═══ SUPPLIED INFORMATION ═══

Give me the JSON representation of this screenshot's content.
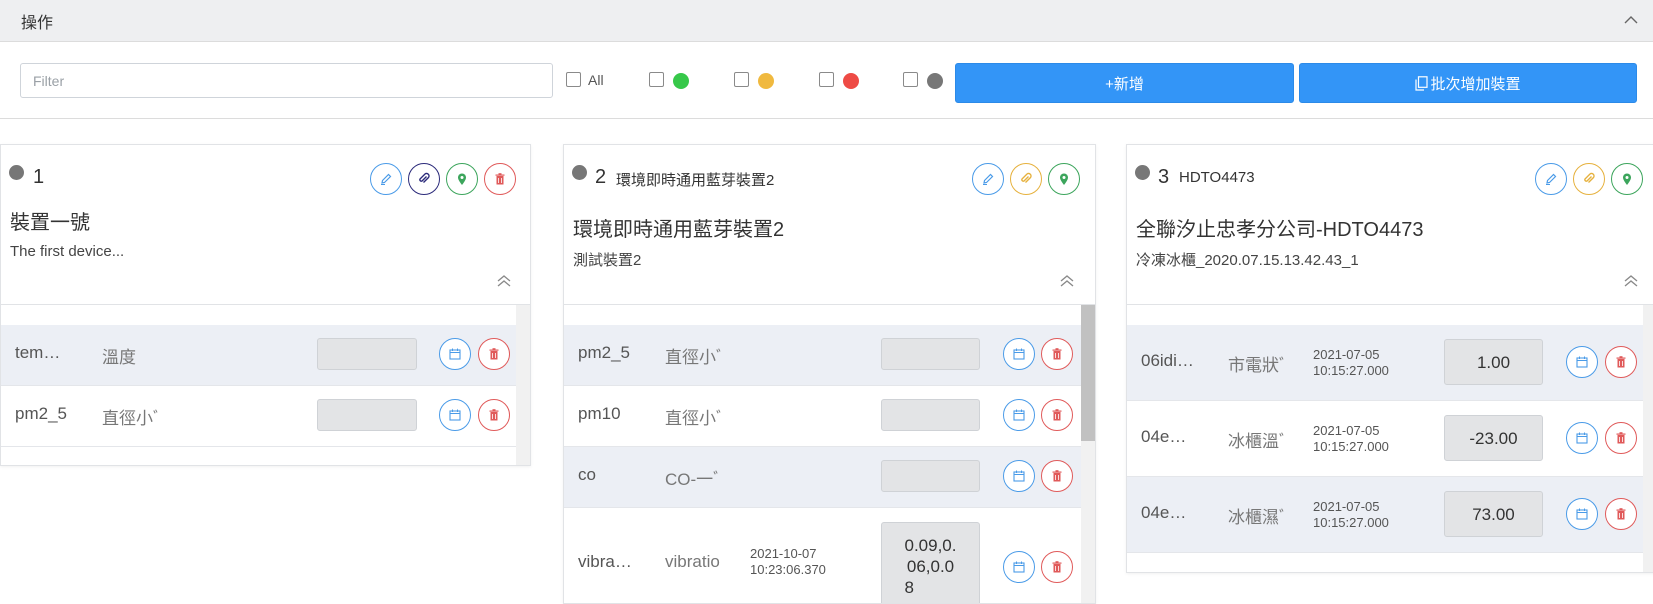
{
  "header": {
    "title": "操作"
  },
  "filter": {
    "placeholder": "Filter",
    "all_label": "All",
    "status_colors": [
      "#37c84a",
      "#f0b93f",
      "#ee4b45",
      "#777777"
    ]
  },
  "buttons": {
    "add_label": "+新增",
    "batch_label": "批次增加裝置"
  },
  "cards": [
    {
      "number": "1",
      "subtitle": "",
      "name": "裝置一號",
      "description": "The first device...",
      "actions": [
        "edit-icon",
        "link-icon",
        "location-icon",
        "trash-icon"
      ],
      "rows": [
        {
          "key": "tem…",
          "name": "溫度",
          "time": "",
          "value": ""
        },
        {
          "key": "pm2_5",
          "name": "直徑小ﾞ",
          "time": "",
          "value": ""
        }
      ]
    },
    {
      "number": "2",
      "subtitle": "環境即時通用藍芽裝置2",
      "name": "環境即時通用藍芽裝置2",
      "description": "測試裝置2",
      "actions": [
        "edit-icon",
        "link-icon",
        "location-icon"
      ],
      "rows": [
        {
          "key": "pm2_5",
          "name": "直徑小ﾞ",
          "time": "",
          "value": ""
        },
        {
          "key": "pm10",
          "name": "直徑小ﾞ",
          "time": "",
          "value": ""
        },
        {
          "key": "co",
          "name": "CO-一ﾞ",
          "time": "",
          "value": ""
        },
        {
          "key": "vibra…",
          "name": "vibratio",
          "time": "2021-10-07 10:23:06.370",
          "time_a": "2021-10-07",
          "time_b": "10:23:06.370",
          "value": "0.09,0.06,0.08",
          "value_lines": [
            "0.09,0.",
            "06,0.0",
            "8"
          ]
        }
      ]
    },
    {
      "number": "3",
      "subtitle": "HDTO4473",
      "name": "全聯汐止忠孝分公司-HDTO4473",
      "description": "冷凍冰櫃_2020.07.15.13.42.43_1",
      "actions": [
        "edit-icon",
        "link-icon",
        "location-icon"
      ],
      "rows": [
        {
          "key": "06idi…",
          "name": "市電狀ﾞ",
          "time_a": "2021-07-05",
          "time_b": "10:15:27.000",
          "value": "1.00"
        },
        {
          "key": "04e…",
          "name": "冰櫃溫ﾞ",
          "time_a": "2021-07-05",
          "time_b": "10:15:27.000",
          "value": "-23.00"
        },
        {
          "key": "04e…",
          "name": "冰櫃濕ﾞ",
          "time_a": "2021-07-05",
          "time_b": "10:15:27.000",
          "value": "73.00"
        }
      ]
    }
  ]
}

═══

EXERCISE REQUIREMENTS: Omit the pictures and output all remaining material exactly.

SOLUTION TO THIS PROBLEM:
Give me the JSON representation of this screenshot's content.
{
  "header": {
    "title": "操作"
  },
  "filter": {
    "placeholder": "Filter",
    "all_label": "All",
    "status_colors": [
      "#37c84a",
      "#f0b93f",
      "#ee4b45",
      "#777777"
    ]
  },
  "buttons": {
    "add_label": "+新增",
    "batch_label": "批次增加裝置"
  },
  "cards": [
    {
      "number": "1",
      "subtitle": "",
      "name": "裝置一號",
      "description": "The first device...",
      "actions": [
        "edit-icon",
        "link-icon",
        "location-icon",
        "trash-icon"
      ],
      "rows": [
        {
          "key": "tem…",
          "name": "溫度",
          "time": "",
          "value": ""
        },
        {
          "key": "pm2_5",
          "name": "直徑小ﾞ",
          "time": "",
          "value": ""
        }
      ]
    },
    {
      "number": "2",
      "subtitle": "環境即時通用藍芽裝置2",
      "name": "環境即時通用藍芽裝置2",
      "description": "測試裝置2",
      "actions": [
        "edit-icon",
        "link-icon",
        "location-icon"
      ],
      "rows": [
        {
          "key": "pm2_5",
          "name": "直徑小ﾞ",
          "time": "",
          "value": ""
        },
        {
          "key": "pm10",
          "name": "直徑小ﾞ",
          "time": "",
          "value": ""
        },
        {
          "key": "co",
          "name": "CO-一ﾞ",
          "time": "",
          "value": ""
        },
        {
          "key": "vibra…",
          "name": "vibratio",
          "time": "2021-10-07 10:23:06.370",
          "time_a": "2021-10-07",
          "time_b": "10:23:06.370",
          "value": "0.09,0.06,0.08",
          "value_lines": [
            "0.09,0.",
            "06,0.0",
            "8"
          ]
        }
      ]
    },
    {
      "number": "3",
      "subtitle": "HDTO4473",
      "name": "全聯汐止忠孝分公司-HDTO4473",
      "description": "冷凍冰櫃_2020.07.15.13.42.43_1",
      "actions": [
        "edit-icon",
        "link-icon",
        "location-icon"
      ],
      "rows": [
        {
          "key": "06idi…",
          "name": "市電狀ﾞ",
          "time_a": "2021-07-05",
          "time_b": "10:15:27.000",
          "value": "1.00"
        },
        {
          "key": "04e…",
          "name": "冰櫃溫ﾞ",
          "time_a": "2021-07-05",
          "time_b": "10:15:27.000",
          "value": "-23.00"
        },
        {
          "key": "04e…",
          "name": "冰櫃濕ﾞ",
          "time_a": "2021-07-05",
          "time_b": "10:15:27.000",
          "value": "73.00"
        }
      ]
    }
  ]
}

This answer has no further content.